Continue turning the pile and watering it regularly to ensure proper aeration and moisture. Once it’s ready, use the nutrient-rich material for your garden, flower beds, or lawn.
Add Additional Materials
This step is entirely optional but helps create a more rounded compost pile. While you can make a compost pile with grass and leaves, adding other scraps from around your home can be beneficial. For example, if you have livestock (cattle, sheep, chickens, etc.), consider collecting their manure and adding it to the pile.
Or, set up a compost bucket on your kitchen counter to collect organic food scraps in a centralized location. You can add fruit pieces, vegetable scraps, coffee grounds, eggshells, and similar materials. Once the bucket fills up, bring it outside to your compost pile and incorporate it into the mix.
Of course, you’ll need to ensure your compost pile has a healthy balance of greens and browns for proper decomposition. So, avoid adding too much of one material that could upset the balance (such as coffee grounds).
How Long Does It Take Grass And Leaves To Compost?
Grass clippings and leaves have slightly different decomposition time frames. As mentioned, whole leaves take longer to decompose than shredded leaves. They can take as long as a few years to decompose, whereas shredded leaves usually break down within a few months.
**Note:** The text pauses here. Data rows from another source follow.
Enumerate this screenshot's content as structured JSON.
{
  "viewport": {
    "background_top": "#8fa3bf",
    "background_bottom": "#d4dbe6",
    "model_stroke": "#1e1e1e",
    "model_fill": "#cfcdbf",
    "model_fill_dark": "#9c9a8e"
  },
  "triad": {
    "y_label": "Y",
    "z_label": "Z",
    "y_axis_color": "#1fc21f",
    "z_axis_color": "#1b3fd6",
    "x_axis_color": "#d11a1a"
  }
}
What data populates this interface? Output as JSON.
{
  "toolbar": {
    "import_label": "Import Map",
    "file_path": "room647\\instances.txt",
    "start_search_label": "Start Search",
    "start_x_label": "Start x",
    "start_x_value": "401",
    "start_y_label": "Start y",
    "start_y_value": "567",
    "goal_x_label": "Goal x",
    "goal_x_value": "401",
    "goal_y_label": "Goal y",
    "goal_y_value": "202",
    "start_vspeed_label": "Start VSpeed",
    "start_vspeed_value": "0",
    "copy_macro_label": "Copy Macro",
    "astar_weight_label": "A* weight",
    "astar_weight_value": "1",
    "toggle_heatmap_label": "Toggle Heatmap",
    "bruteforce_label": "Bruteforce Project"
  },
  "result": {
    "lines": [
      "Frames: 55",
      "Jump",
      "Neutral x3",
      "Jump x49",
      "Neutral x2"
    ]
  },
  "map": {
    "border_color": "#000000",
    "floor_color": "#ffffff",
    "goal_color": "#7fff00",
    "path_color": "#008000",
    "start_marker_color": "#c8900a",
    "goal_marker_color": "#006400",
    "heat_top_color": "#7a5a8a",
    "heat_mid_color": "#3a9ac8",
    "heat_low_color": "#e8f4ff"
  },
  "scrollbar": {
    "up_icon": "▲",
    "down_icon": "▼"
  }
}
On the other hand, grass clippings usually break down within a few months in a compost pile. If you leave your grass clippings on your lawn, they’ll decompose entirely within about a month. The nutrients will return to the soil, helping your lawn flourish. The process takes a bit longer when you add these clippings to your compost pile.